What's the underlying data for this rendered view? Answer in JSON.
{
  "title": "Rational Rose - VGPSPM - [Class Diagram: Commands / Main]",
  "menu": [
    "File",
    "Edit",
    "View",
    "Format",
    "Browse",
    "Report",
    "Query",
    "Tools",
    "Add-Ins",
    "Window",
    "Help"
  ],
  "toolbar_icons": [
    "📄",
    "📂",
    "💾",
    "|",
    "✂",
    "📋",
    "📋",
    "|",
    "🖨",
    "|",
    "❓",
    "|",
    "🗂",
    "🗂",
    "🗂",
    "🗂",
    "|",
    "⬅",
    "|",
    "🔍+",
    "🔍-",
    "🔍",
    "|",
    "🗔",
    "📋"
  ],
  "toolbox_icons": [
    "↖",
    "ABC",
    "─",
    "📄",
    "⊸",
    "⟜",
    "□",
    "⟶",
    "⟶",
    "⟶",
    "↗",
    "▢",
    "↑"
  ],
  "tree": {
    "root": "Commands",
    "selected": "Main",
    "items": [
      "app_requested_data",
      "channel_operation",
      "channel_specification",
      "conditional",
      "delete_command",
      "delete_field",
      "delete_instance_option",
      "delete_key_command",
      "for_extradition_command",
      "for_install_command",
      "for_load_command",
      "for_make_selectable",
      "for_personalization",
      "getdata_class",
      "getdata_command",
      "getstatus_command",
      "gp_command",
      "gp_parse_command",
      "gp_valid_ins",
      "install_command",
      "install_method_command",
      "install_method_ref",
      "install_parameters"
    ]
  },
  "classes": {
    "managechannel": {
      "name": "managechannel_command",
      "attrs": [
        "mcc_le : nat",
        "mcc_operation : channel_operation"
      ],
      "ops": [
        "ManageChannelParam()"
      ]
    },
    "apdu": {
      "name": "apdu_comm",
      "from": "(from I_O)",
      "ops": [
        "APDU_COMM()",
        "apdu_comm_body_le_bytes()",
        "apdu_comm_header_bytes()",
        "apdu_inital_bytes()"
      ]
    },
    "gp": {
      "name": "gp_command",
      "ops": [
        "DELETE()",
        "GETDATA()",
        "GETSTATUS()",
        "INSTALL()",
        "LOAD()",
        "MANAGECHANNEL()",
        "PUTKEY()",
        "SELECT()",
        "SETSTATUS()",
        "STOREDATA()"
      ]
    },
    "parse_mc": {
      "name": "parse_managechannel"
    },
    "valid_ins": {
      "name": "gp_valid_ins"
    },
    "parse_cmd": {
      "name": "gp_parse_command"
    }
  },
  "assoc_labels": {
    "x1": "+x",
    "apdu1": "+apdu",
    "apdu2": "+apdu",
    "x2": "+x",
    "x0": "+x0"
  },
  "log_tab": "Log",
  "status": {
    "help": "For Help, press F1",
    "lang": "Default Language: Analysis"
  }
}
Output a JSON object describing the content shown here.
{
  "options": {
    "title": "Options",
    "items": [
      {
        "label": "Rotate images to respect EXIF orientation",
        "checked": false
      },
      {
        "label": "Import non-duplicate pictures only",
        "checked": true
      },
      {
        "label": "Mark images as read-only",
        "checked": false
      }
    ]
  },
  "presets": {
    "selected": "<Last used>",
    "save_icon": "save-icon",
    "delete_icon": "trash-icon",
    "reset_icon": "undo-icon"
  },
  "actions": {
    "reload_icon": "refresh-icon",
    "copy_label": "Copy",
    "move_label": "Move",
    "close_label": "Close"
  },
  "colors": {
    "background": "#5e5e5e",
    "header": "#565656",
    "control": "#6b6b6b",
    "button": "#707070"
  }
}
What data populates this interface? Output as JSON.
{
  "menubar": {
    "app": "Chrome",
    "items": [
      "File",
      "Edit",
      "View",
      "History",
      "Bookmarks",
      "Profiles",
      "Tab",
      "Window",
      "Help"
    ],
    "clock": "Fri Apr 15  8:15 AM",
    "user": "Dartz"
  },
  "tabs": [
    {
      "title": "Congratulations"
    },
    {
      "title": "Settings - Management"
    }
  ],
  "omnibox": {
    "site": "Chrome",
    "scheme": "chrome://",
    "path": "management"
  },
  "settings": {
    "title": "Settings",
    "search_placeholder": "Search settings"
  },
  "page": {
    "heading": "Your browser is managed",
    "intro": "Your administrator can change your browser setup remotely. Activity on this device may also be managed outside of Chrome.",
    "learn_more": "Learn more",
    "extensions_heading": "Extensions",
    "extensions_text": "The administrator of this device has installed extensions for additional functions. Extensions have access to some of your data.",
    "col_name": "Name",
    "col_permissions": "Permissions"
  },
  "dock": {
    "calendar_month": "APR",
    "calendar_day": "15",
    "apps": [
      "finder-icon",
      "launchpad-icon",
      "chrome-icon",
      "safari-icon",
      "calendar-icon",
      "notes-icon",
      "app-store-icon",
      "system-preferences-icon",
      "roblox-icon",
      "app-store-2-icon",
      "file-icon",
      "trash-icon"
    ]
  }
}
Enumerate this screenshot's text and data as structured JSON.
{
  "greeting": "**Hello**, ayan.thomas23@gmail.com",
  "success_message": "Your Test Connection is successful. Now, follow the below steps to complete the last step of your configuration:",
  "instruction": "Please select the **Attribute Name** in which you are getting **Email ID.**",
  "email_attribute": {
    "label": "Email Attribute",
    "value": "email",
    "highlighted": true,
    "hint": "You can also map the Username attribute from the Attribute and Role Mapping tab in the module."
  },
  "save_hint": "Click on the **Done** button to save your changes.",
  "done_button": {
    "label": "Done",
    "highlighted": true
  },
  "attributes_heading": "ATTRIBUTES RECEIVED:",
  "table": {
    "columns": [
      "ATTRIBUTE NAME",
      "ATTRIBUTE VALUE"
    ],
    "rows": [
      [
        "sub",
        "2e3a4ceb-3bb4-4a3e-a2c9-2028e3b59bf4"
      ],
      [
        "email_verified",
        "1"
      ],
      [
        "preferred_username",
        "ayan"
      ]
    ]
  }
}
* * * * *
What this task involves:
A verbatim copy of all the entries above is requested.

Response:
What's the underlying data for this rendered view? Answer in JSON.
{
  "title": "Rational Rose - VGPSPM - [Class Diagram: Commands / Main]",
  "menu": [
    "File",
    "Edit",
    "View",
    "Format",
    "Browse",
    "Report",
    "Query",
    "Tools",
    "Add-Ins",
    "Window",
    "Help"
  ],
  "toolbar_icons": [
    "📄",
    "📂",
    "💾",
    "|",
    "✂",
    "📋",
    "📋",
    "|",
    "🖨",
    "|",
    "❓",
    "|",
    "🗂",
    "🗂",
    "🗂",
    "🗂",
    "|",
    "⬅",
    "|",
    "🔍+",
    "🔍-",
    "🔍",
    "|",
    "🗔",
    "📋"
  ],
  "toolbox_icons": [
    "↖",
    "ABC",
    "─",
    "📄",
    "⊸",
    "⟜",
    "□",
    "⟶",
    "⟶",
    "⟶",
    "↗",
    "▢",
    "↑"
  ],
  "tree": {
    "root": "Commands",
    "selected": "Main",
    "items": [
      "app_requested_data",
      "channel_operation",
      "channel_specification",
      "conditional",
      "delete_command",
      "delete_field",
      "delete_instance_option",
      "delete_key_command",
      "for_extradition_command",
      "for_install_command",
      "for_load_command",
      "for_make_selectable",
      "for_personalization",
      "getdata_class",
      "getdata_command",
      "getstatus_command",
      "gp_command",
      "gp_parse_command",
      "gp_valid_ins",
      "install_command",
      "install_method_command",
      "install_method_ref",
      "install_parameters"
    ]
  },
  "classes": {
    "managechannel": {
      "name": "managechannel_command",
      "attrs": [
        "mcc_le : nat",
        "mcc_operation : channel_operation"
      ],
      "ops": [
        "ManageChannelParam()"
      ]
    },
    "apdu": {
      "name": "apdu_comm",
      "from": "(from I_O)",
      "ops": [
        "APDU_COMM()",
        "apdu_comm_body_le_bytes()",
        "apdu_comm_header_bytes()",
        "apdu_inital_bytes()"
      ]
    },
    "gp": {
      "name": "gp_command",
      "ops": [
        "DELETE()",
        "GETDATA()",
        "GETSTATUS()",
        "INSTALL()",
        "LOAD()",
        "MANAGECHANNEL()",
        "PUTKEY()",
        "SELECT()",
        "SETSTATUS()",
        "STOREDATA()"
      ]
    },
    "parse_mc": {
      "name": "parse_managechannel"
    },
    "valid_ins": {
      "name": "gp_valid_ins"
    },
    "parse_cmd": {
      "name": "gp_parse_command"
    }
  },
  "assoc_labels": {
    "x1": "+x",
    "apdu1": "+apdu",
    "apdu2": "+apdu",
    "x2": "+x",
    "x0": "+x0"
  },
  "log_tab": "Log",
  "status": {
    "help": "For Help, press F1",
    "lang": "Default Language: Analysis"
  }
}
Output a JSON object describing the content shown here.
{
  "options": {
    "title": "Options",
    "items": [
      {
        "label": "Rotate images to respect EXIF orientation",
        "checked": false
      },
      {
        "label": "Import non-duplicate pictures only",
        "checked": true
      },
      {
        "label": "Mark images as read-only",
        "checked": false
      }
    ]
  },
  "presets": {
    "selected": "<Last used>",
    "save_icon": "save-icon",
    "delete_icon": "trash-icon",
    "reset_icon": "undo-icon"
  },
  "actions": {
    "reload_icon": "refresh-icon",
    "copy_label": "Copy",
    "move_label": "Move",
    "close_label": "Close"
  },
  "colors": {
    "background": "#5e5e5e",
    "header": "#565656",
    "control": "#6b6b6b",
    "button": "#707070"
  }
}
What data populates this interface? Output as JSON.
{
  "menubar": {
    "app": "Chrome",
    "items": [
      "File",
      "Edit",
      "View",
      "History",
      "Bookmarks",
      "Profiles",
      "Tab",
      "Window",
      "Help"
    ],
    "clock": "Fri Apr 15  8:15 AM",
    "user": "Dartz"
  },
  "tabs": [
    {
      "title": "Congratulations"
    },
    {
      "title": "Settings - Management"
    }
  ],
  "omnibox": {
    "site": "Chrome",
    "scheme": "chrome://",
    "path": "management"
  },
  "settings": {
    "title": "Settings",
    "search_placeholder": "Search settings"
  },
  "page": {
    "heading": "Your browser is managed",
    "intro": "Your administrator can change your browser setup remotely. Activity on this device may also be managed outside of Chrome.",
    "learn_more": "Learn more",
    "extensions_heading": "Extensions",
    "extensions_text": "The administrator of this device has installed extensions for additional functions. Extensions have access to some of your data.",
    "col_name": "Name",
    "col_permissions": "Permissions"
  },
  "dock": {
    "calendar_month": "APR",
    "calendar_day": "15",
    "apps": [
      "finder-icon",
      "launchpad-icon",
      "chrome-icon",
      "safari-icon",
      "calendar-icon",
      "notes-icon",
      "app-store-icon",
      "system-preferences-icon",
      "roblox-icon",
      "app-store-2-icon",
      "file-icon",
      "trash-icon"
    ]
  }
}
Enumerate this screenshot's text and data as structured JSON.
{
  "greeting": "**Hello**, ayan.thomas23@gmail.com",
  "success_message": "Your Test Connection is successful. Now, follow the below steps to complete the last step of your configuration:",
  "instruction": "Please select the **Attribute Name** in which you are getting **Email ID.**",
  "email_attribute": {
    "label": "Email Attribute",
    "value": "email",
    "highlighted": true,
    "hint": "You can also map the Username attribute from the Attribute and Role Mapping tab in the module."
  },
  "save_hint": "Click on the **Done** button to save your changes.",
  "done_button": {
    "label": "Done",
    "highlighted": true
  },
  "attributes_heading": "ATTRIBUTES RECEIVED:",
  "table": {
    "columns": [
      "ATTRIBUTE NAME",
      "ATTRIBUTE VALUE"
    ],
    "rows": [
      [
        "sub",
        "2e3a4ceb-3bb4-4a3e-a2c9-2028e3b59bf4"
      ],
      [
        "email_verified",
        "1"
      ],
      [
        "preferred_username",
        "ayan"
      ]
    ]
  }
}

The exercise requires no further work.